Fill the Flower
How can you put together shapes to fill a larger shape?
How can you fill the flower with pattern shapes without any of the same shapes sharing a side?
- The first 4 shapes have been placed for you.
- If you use 2 of the same shape, make sure that their sides don’t touch each other. It’s okay if their vertices (corners) touch each other.
- If you get stuck, remove some of the shapes and keep trying.
- Which pattern shapes could you place next to the green triangle? What about next to the red trapezoid?
- How can turning a pattern shape help it fit?
- Which shapes do you think will be more useful? Which shapes won’t be useful?
This open-ended activity asks students to fill a flower picture with pattern shapes without any of the same shapes sharing sides. Solving this problem requires students to put together shapes to compose larger shapes, rotate and slide shapes, apply problem-solving skills, and use spatial reasoning related to the sides and corners of two-dimensional shapes. This activity also prepares them for more sophisticated work with the angles of two-dimensional shapes in later grades.
There are multiple strategies that students may use as they fill the flower with shapes. Many will place pattern shapes one at a time into the flower, being careful not to let any of the same shapes touch. If they get stuck, they may remove one or more shapes and replace them with other shapes. This adds an element of perseverance to the task. Alternatively, students may first fill the flower shapes by letting matching shapes share sides, then remove the matching shapes that share slides and replace them with other shapes. As students engage with this activity, they may make generalizations about which pattern shapes are more useful than others for this problem, recognizing that the vertices of some shapes are problematic for further placements. Many students will correctly conclude that the red trapezoid, blue rhombus, green triangle, and yellow hexagon are the only possible shapes that can be used. These are the only shapes with sides and vertices that line up well against each other and the outline of the flower.

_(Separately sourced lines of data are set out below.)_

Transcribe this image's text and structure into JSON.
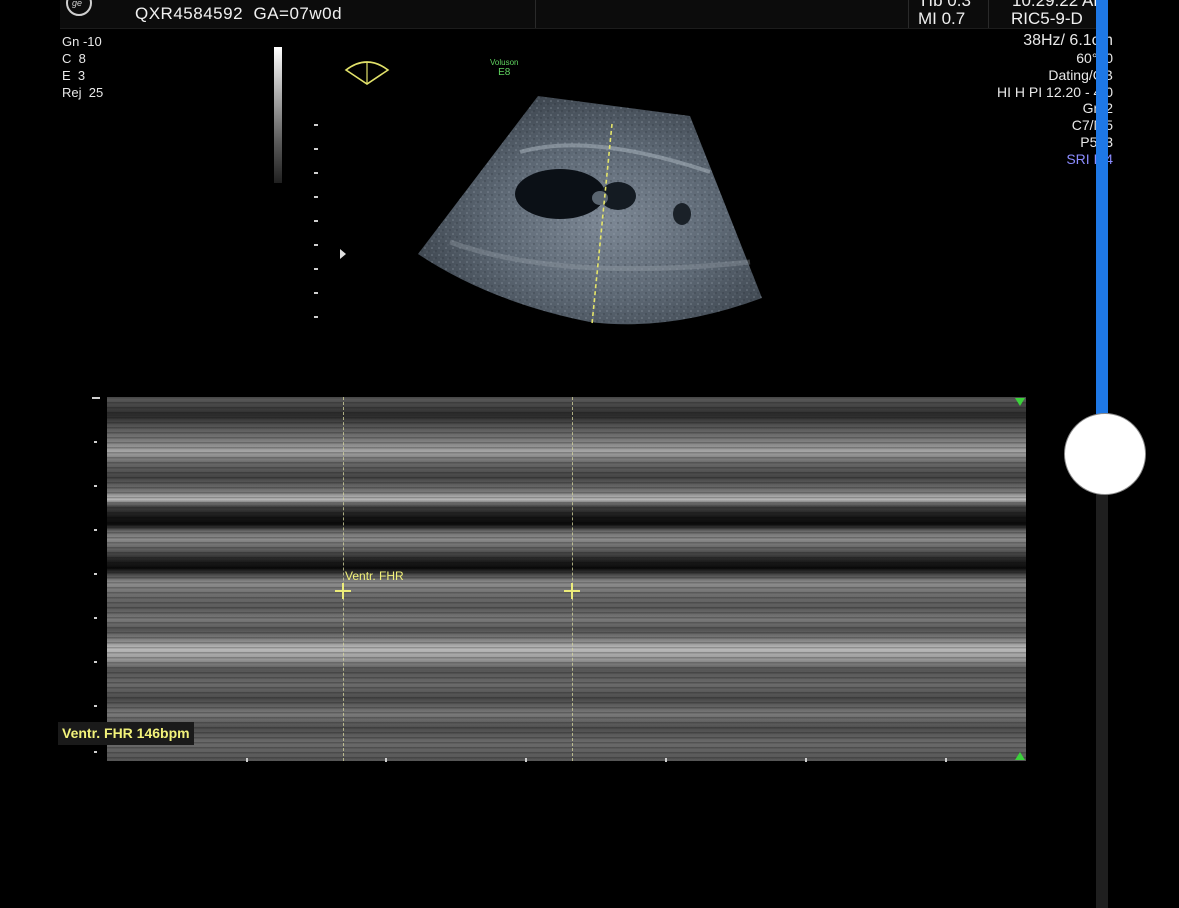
{
  "header": {
    "patient_id": "QXR4584592",
    "gestational_age": "GA=07w0d",
    "tib": "TIb 0.3",
    "mi": "MI  0.7",
    "time": "10:29:22 AM",
    "probe": "RIC5-9-D"
  },
  "left_params": [
    "Gn -10",
    "C  8",
    "E  3",
    "Rej  25"
  ],
  "right_params": {
    "frame_depth": "38Hz/ 6.1cm",
    "angle": "60°/ 0",
    "preset": "Dating/OB",
    "harmonic": "HI H PI 12.20 - 4.0",
    "gain": "Gn  2",
    "c": "C7/M5",
    "p": "P5/ 3",
    "sri": "SRI II 4"
  },
  "brand": {
    "line1": "Voluson",
    "line2": "E8"
  },
  "measurement": {
    "caliper_label": "Ventr. FHR",
    "result": "Ventr. FHR 146bpm"
  },
  "colors": {
    "caliper": "#f2f27a",
    "slider_fill": "#1e78e6",
    "brand_green": "#5fd35f"
  },
  "slider": {
    "value_fraction": 0.5
  },
  "icons": {
    "probe": "sector-probe-icon",
    "logo": "ge-logo-icon"
  }
}
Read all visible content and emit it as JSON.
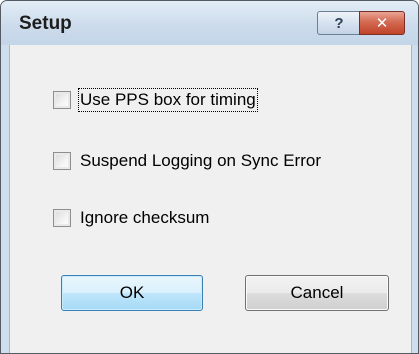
{
  "window": {
    "title": "Setup",
    "help_glyph": "?",
    "close_glyph": "✕"
  },
  "options": [
    {
      "label": "Use PPS box for timing",
      "checked": false,
      "focused": true
    },
    {
      "label": "Suspend Logging on Sync Error",
      "checked": false,
      "focused": false
    },
    {
      "label": "Ignore checksum",
      "checked": false,
      "focused": false
    }
  ],
  "buttons": {
    "ok_label": "OK",
    "cancel_label": "Cancel"
  }
}
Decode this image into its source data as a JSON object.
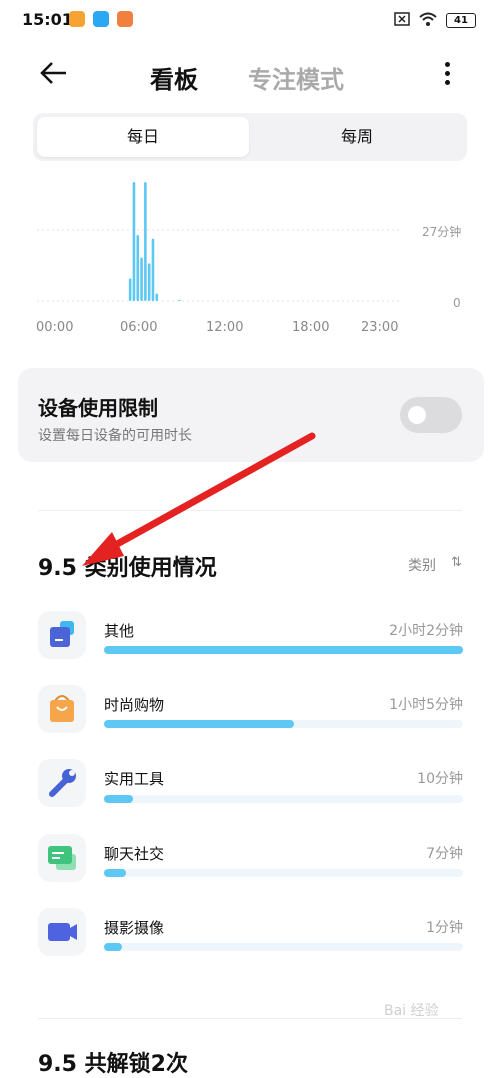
{
  "status_bar": {
    "time": "15:01",
    "battery": "41"
  },
  "header": {
    "tab_board": "看板",
    "tab_focus": "专注模式"
  },
  "segment": {
    "daily": "每日",
    "weekly": "每周"
  },
  "chart_data": {
    "type": "bar",
    "y_labels": [
      "27分钟",
      "0"
    ],
    "x_tick_labels": [
      "00:00",
      "06:00",
      "12:00",
      "18:00",
      "23:00"
    ],
    "values": [
      0,
      0,
      0,
      0,
      0,
      0,
      0,
      0,
      0,
      0,
      0,
      0,
      0,
      0,
      0,
      0,
      0,
      0,
      0,
      0,
      0,
      0,
      0,
      0,
      12,
      63,
      35,
      23,
      63,
      20,
      33,
      4,
      0,
      0,
      0,
      0,
      0,
      0.3,
      0,
      0,
      0,
      0,
      0,
      0,
      0,
      0,
      0,
      0,
      0,
      0,
      0,
      0,
      0,
      0,
      0,
      0,
      0,
      0,
      0,
      0,
      0,
      0,
      0,
      0,
      0,
      0,
      0,
      0,
      0,
      0,
      0,
      0,
      0,
      0,
      0,
      0,
      0,
      0,
      0,
      0,
      0,
      0,
      0,
      0,
      0,
      0,
      0,
      0,
      0,
      0,
      0,
      0,
      0,
      0,
      0,
      0
    ],
    "ylim": [
      0,
      63
    ],
    "color": "#5ec8f4",
    "grid": true
  },
  "device_limit": {
    "title": "设备使用限制",
    "subtitle": "设置每日设备的可用时长",
    "enabled": false
  },
  "category_section": {
    "date": "9.5",
    "title": "类别使用情况",
    "sort_label": "类别",
    "sort_icon": "⇅"
  },
  "categories": [
    {
      "name": "其他",
      "time": "2小时2分钟",
      "progress": 1.0,
      "icon": "other-icon",
      "color": "#4d63d8"
    },
    {
      "name": "时尚购物",
      "time": "1小时5分钟",
      "progress": 0.53,
      "icon": "shopping-bag-icon",
      "color": "#f5a64a"
    },
    {
      "name": "实用工具",
      "time": "10分钟",
      "progress": 0.08,
      "icon": "wrench-icon",
      "color": "#4662d6"
    },
    {
      "name": "聊天社交",
      "time": "7分钟",
      "progress": 0.06,
      "icon": "chat-icon",
      "color": "#3ec47d"
    },
    {
      "name": "摄影摄像",
      "time": "1分钟",
      "progress": 0.04,
      "icon": "camera-icon",
      "color": "#4f63e0"
    }
  ],
  "bottom_section": {
    "date": "9.5",
    "title": "共解锁2次"
  },
  "watermark": "Bai 经验"
}
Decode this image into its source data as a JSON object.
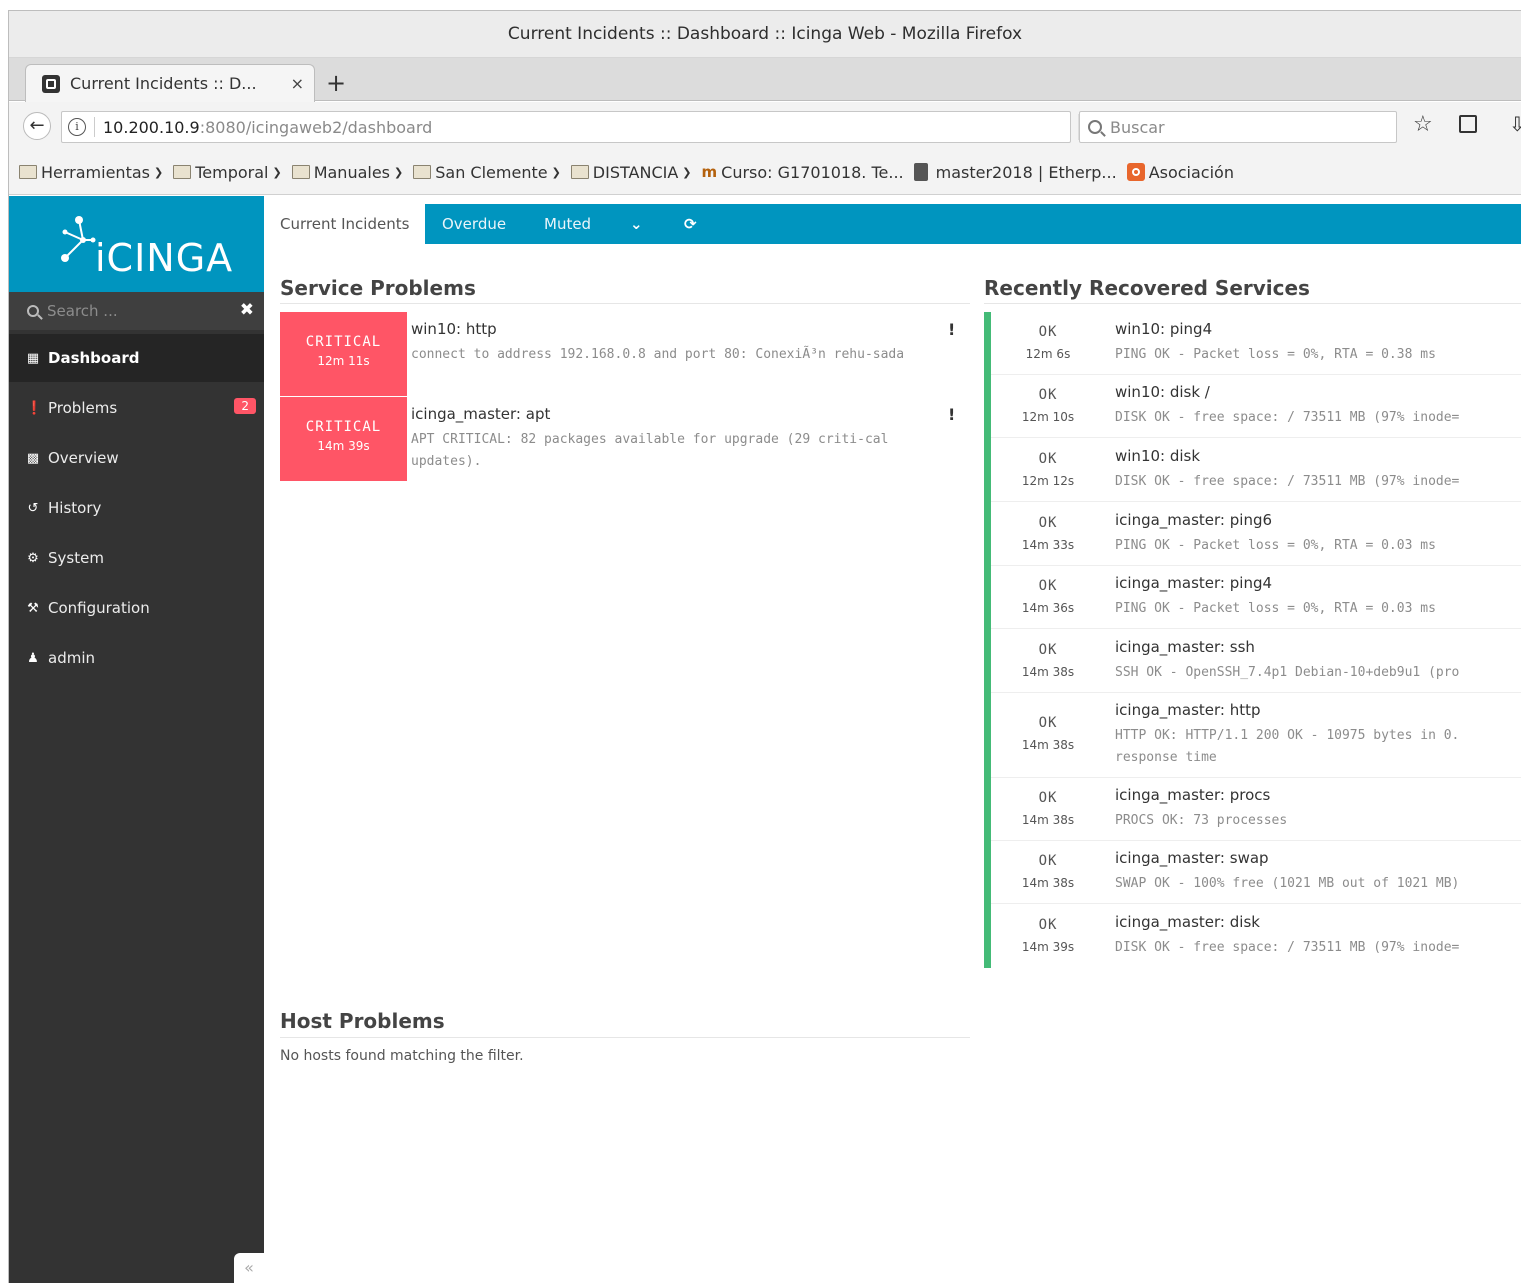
{
  "window": {
    "title": "Current Incidents :: Dashboard :: Icinga Web - Mozilla Firefox"
  },
  "browser": {
    "tab": {
      "label": "Current Incidents :: D...",
      "close": "×"
    },
    "new_tab": "+",
    "url": {
      "host": "10.200.10.9",
      "rest": ":8080/icingaweb2/dashboard"
    },
    "search_placeholder": "Buscar",
    "bookmarks": [
      {
        "label": "Herramientas",
        "type": "folder"
      },
      {
        "label": "Temporal",
        "type": "folder"
      },
      {
        "label": "Manuales",
        "type": "folder"
      },
      {
        "label": "San Clemente",
        "type": "folder"
      },
      {
        "label": "DISTANCIA",
        "type": "folder"
      },
      {
        "label": "Curso: G1701018. Te...",
        "type": "link"
      },
      {
        "label": "master2018 | Etherp...",
        "type": "link"
      },
      {
        "label": "Asociación",
        "type": "link"
      }
    ]
  },
  "sidebar": {
    "logo": "iCINGA",
    "search_placeholder": "Search ...",
    "items": [
      {
        "label": "Dashboard",
        "icon": "grid-icon",
        "active": true
      },
      {
        "label": "Problems",
        "icon": "alert-circle-icon",
        "badge": "2"
      },
      {
        "label": "Overview",
        "icon": "binoculars-icon"
      },
      {
        "label": "History",
        "icon": "history-icon"
      },
      {
        "label": "System",
        "icon": "gears-icon"
      },
      {
        "label": "Configuration",
        "icon": "wrench-icon"
      },
      {
        "label": "admin",
        "icon": "user-icon"
      }
    ],
    "collapse": "«"
  },
  "dashboard": {
    "tabs": [
      "Current Incidents",
      "Overdue",
      "Muted"
    ],
    "service_problems": {
      "title": "Service Problems",
      "rows": [
        {
          "state": "CRITICAL",
          "since": "12m 11s",
          "title": "win10: http",
          "output": "connect to address 192.168.0.8 and port 80: ConexiÃ³n rehu-sada"
        },
        {
          "state": "CRITICAL",
          "since": "14m 39s",
          "title": "icinga_master: apt",
          "output": "APT CRITICAL: 82 packages available for upgrade (29 criti-cal updates)."
        }
      ]
    },
    "host_problems": {
      "title": "Host Problems",
      "empty": "No hosts found matching the filter."
    },
    "recovered": {
      "title": "Recently Recovered Services",
      "rows": [
        {
          "state": "OK",
          "since": "12m 6s",
          "title": "win10: ping4",
          "output": "PING OK - Packet loss = 0%, RTA = 0.38 ms"
        },
        {
          "state": "OK",
          "since": "12m 10s",
          "title": "win10: disk /",
          "output": "DISK OK - free space: / 73511 MB (97% inode="
        },
        {
          "state": "OK",
          "since": "12m 12s",
          "title": "win10: disk",
          "output": "DISK OK - free space: / 73511 MB (97% inode="
        },
        {
          "state": "OK",
          "since": "14m 33s",
          "title": "icinga_master: ping6",
          "output": "PING OK - Packet loss = 0%, RTA = 0.03 ms"
        },
        {
          "state": "OK",
          "since": "14m 36s",
          "title": "icinga_master: ping4",
          "output": "PING OK - Packet loss = 0%, RTA = 0.03 ms"
        },
        {
          "state": "OK",
          "since": "14m 38s",
          "title": "icinga_master: ssh",
          "output": "SSH OK - OpenSSH_7.4p1 Debian-10+deb9u1 (pro"
        },
        {
          "state": "OK",
          "since": "14m 38s",
          "title": "icinga_master: http",
          "output": "HTTP OK: HTTP/1.1 200 OK - 10975 bytes in 0.",
          "output2": "response time"
        },
        {
          "state": "OK",
          "since": "14m 38s",
          "title": "icinga_master: procs",
          "output": "PROCS OK: 73 processes"
        },
        {
          "state": "OK",
          "since": "14m 38s",
          "title": "icinga_master: swap",
          "output": "SWAP OK - 100% free (1021 MB out of 1021 MB)"
        },
        {
          "state": "OK",
          "since": "14m 39s",
          "title": "icinga_master: disk",
          "output": "DISK OK - free space: / 73511 MB (97% inode="
        }
      ]
    }
  },
  "colors": {
    "brand": "#0095bf",
    "critical": "#ff5566",
    "ok": "#44bb77",
    "sidebar": "#333333"
  }
}
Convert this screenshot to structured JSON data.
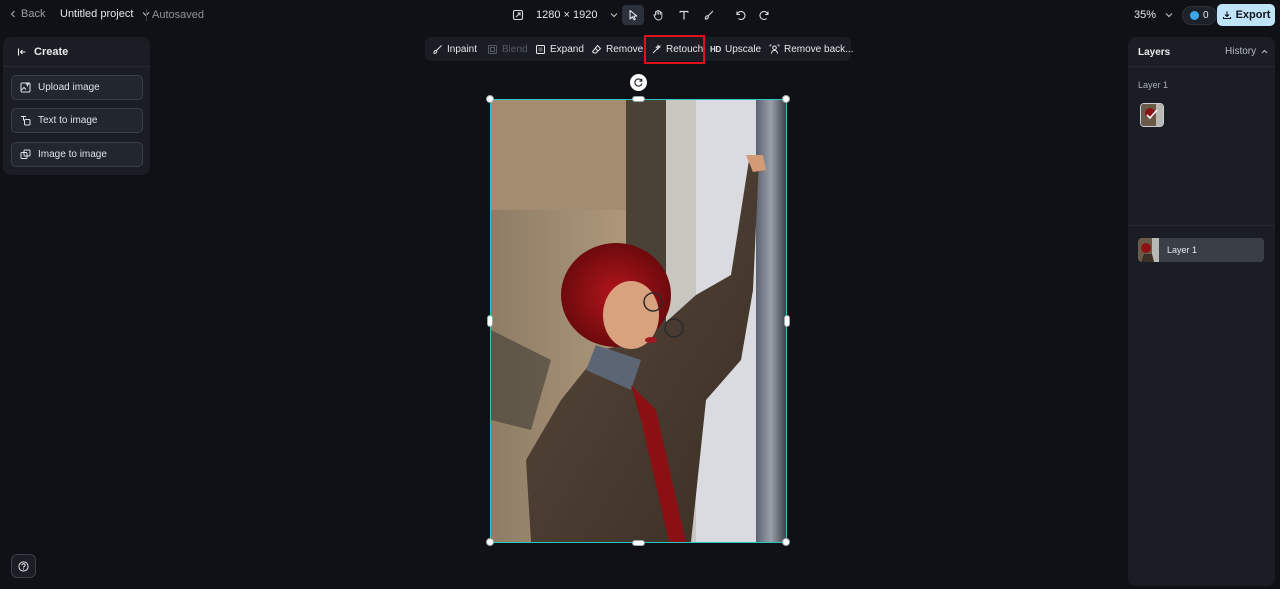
{
  "topbar": {
    "back_label": "Back",
    "project_name": "Untitled project",
    "status": "Autosaved",
    "canvas_size": "1280 × 1920",
    "zoom": "35%",
    "credits": "0",
    "export_label": "Export"
  },
  "tools": [
    "select-tool",
    "hand-tool",
    "text-tool",
    "brush-tool",
    "undo",
    "redo"
  ],
  "left_panel": {
    "title": "Create",
    "buttons": [
      {
        "label": "Upload image",
        "icon": "upload-image-icon"
      },
      {
        "label": "Text to image",
        "icon": "text-to-image-icon"
      },
      {
        "label": "Image to image",
        "icon": "image-to-image-icon"
      }
    ]
  },
  "edit_toolbar": {
    "inpaint": "Inpaint",
    "blend": "Blend",
    "expand": "Expand",
    "remove": "Remove",
    "retouch": "Retouch",
    "upscale_badge": "HD",
    "upscale": "Upscale",
    "remove_bg": "Remove back..."
  },
  "highlight_color": "#e0101c",
  "selection_color": "#2bc7c2",
  "right_panel": {
    "title": "Layers",
    "history": "History",
    "group_label": "Layer 1",
    "layers": [
      {
        "label": "Layer 1"
      }
    ]
  }
}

The Pattern Shapes app is the featured app for this problem, and there are numerous ways to place the pattern shapes successfully within the flower.
- Here is an example of a student who is on their way to successfully filling the flower with pattern shapes. Here is another example, with a different placement of shapes.
- While it is possible to resize the pattern shapes in this app and successfully fill the flower, we recommend that students keep the default size (large) of the shapes as they work.
Encourage students to use math words to explain their thinking. As they work, model the use of geometric shape names. For example, instead of referring to “the yellow shape,” call it “the hexagon.” Ask questions such as these to extend students’ thinking:
- Which pattern shapes can be swapped for a pair or group of smaller pattern shapes? How could swapping pattern shapes like this help you find more than one solution?
- Do you see a group of 3 pattern shapes that form a hexagon? How could repeating that group of shapes help you fill the flower? How can turning (rotating) that group of shapes help you find a solution?
- Are you using some pattern shapes more than others to fill the flower? Are there some shapes that aren’t usable? Why do you think that happens?
If you’re interested in using the Pattern Shapes app to create customized puzzles for your students, you can make your own black outlines by putting together pattern shapes to form a larger shape, then selecting the dashed-line icon at the bottom of the screen.